A new book by Lynn Meskel discusses how the original mission of the Unesco World Heritage list has its focus distorted from conservation and preservation to tourism and economic benefits. The book is called A Future in Ruins: UNESCO, World Heritage, and the Dream of Peace
Created in 1946 to help establish peace through international cooperation in a world ravaged by two colossal wars, the United Nations Educational, Scientific and Cultural Organization (UNESCO) hoped to change the “minds of men and women,” as its constitution says.
The agency aimed to achieve that mission through education, cultural exchange and conservation of heritage sites.
But that utopian ambition has gotten lost, according to Stanford anthropology Professor Lynn Meskell, who has spent the last eight years researching the history of the organization and its World Heritage program.
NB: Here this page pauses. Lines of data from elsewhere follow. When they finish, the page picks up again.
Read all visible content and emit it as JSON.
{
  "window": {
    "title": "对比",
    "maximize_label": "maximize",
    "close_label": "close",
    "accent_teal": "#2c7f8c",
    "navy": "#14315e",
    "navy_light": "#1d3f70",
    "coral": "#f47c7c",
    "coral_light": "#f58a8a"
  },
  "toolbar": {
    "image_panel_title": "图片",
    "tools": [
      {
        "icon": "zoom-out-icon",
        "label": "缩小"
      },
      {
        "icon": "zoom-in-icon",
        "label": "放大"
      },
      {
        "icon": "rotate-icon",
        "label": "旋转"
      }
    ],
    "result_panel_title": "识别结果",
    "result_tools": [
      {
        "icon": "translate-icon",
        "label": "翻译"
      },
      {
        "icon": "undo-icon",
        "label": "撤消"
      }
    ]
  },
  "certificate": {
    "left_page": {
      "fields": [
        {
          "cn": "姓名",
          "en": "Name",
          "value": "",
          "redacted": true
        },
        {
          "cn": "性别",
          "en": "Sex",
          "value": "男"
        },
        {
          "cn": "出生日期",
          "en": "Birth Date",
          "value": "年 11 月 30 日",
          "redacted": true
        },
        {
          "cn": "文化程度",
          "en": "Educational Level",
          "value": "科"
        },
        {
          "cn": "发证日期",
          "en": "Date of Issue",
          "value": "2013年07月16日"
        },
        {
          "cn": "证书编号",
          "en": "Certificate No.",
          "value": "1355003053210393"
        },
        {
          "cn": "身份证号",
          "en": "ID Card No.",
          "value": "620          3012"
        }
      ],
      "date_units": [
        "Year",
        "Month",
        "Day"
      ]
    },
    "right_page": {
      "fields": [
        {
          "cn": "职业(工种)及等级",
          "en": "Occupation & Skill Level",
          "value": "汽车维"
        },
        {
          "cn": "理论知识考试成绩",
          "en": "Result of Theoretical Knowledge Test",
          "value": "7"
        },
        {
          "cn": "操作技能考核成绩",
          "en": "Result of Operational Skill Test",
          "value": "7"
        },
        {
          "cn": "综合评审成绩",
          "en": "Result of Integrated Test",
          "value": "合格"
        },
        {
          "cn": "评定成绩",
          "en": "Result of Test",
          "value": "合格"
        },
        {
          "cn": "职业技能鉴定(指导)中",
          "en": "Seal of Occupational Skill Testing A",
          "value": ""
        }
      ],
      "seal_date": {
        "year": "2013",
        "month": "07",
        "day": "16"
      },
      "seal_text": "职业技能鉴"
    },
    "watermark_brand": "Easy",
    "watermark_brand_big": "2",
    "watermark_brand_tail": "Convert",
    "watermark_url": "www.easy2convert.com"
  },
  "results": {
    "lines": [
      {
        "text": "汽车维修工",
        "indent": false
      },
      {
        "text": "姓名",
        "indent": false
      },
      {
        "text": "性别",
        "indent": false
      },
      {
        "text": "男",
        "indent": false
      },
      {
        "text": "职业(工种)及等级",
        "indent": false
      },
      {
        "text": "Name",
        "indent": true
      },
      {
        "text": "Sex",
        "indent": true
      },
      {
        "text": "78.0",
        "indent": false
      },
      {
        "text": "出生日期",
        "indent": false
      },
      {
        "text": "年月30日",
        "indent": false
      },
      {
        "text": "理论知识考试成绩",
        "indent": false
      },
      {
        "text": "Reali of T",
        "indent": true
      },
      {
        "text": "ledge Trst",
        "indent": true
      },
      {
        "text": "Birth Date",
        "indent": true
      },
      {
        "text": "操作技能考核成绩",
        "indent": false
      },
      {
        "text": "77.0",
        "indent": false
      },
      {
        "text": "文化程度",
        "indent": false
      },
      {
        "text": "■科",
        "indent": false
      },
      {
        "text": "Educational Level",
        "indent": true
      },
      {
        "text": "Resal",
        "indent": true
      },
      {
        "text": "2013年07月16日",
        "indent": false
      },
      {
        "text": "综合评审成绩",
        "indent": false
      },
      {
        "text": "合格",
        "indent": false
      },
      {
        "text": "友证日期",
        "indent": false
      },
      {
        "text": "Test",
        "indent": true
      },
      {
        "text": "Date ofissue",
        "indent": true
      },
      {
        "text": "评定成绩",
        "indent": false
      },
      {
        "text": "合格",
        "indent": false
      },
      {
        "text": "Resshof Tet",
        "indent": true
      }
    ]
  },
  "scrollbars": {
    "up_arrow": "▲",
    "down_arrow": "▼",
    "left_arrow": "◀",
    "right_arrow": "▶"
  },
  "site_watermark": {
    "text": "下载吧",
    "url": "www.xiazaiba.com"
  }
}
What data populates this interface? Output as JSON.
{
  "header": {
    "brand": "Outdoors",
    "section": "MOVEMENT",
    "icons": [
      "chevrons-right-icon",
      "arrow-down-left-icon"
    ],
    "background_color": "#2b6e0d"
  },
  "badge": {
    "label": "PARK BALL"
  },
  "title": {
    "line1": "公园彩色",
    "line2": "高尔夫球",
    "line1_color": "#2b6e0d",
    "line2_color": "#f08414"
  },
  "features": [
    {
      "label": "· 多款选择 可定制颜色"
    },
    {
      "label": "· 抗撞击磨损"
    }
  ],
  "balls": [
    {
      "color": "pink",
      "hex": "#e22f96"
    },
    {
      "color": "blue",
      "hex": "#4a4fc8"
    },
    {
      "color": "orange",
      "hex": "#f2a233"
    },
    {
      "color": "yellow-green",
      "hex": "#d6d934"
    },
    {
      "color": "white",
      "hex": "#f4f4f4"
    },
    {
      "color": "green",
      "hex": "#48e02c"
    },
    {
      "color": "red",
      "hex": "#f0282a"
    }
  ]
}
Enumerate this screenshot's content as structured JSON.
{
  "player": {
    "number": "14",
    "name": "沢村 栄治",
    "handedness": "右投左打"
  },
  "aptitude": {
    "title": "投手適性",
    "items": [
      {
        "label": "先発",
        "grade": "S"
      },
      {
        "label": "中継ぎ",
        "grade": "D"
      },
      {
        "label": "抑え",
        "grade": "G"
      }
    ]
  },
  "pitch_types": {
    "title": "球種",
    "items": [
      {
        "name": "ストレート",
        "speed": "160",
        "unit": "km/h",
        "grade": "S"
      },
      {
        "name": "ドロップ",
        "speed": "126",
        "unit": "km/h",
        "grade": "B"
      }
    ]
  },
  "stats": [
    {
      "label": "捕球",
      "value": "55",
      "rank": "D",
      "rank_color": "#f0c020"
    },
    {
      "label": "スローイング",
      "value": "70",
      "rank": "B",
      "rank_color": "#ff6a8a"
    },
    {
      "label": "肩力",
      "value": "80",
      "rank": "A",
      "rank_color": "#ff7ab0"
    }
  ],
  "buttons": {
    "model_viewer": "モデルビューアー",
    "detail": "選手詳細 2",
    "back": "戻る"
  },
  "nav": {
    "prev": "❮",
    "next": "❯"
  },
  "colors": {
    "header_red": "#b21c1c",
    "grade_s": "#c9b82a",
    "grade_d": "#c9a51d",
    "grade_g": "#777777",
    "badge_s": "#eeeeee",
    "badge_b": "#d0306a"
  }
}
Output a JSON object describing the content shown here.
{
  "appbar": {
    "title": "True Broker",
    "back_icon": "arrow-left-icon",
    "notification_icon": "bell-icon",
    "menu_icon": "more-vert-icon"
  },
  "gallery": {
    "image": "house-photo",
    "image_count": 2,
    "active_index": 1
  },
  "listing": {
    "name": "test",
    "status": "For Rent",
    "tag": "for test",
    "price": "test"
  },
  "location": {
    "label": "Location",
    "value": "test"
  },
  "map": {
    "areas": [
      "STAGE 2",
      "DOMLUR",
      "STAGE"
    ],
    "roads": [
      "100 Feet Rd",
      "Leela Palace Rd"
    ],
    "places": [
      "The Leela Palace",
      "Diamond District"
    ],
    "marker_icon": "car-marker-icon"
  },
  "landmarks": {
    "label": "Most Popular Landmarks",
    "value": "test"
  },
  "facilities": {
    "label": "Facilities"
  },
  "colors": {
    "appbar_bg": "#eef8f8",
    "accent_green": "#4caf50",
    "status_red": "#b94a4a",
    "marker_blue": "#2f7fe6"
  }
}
Today, most countries seem to care more about getting their historic sites onto the World Heritage List in order to benefit from UNESCO’s brand rather than discuss conservation and preservation, Meskell said.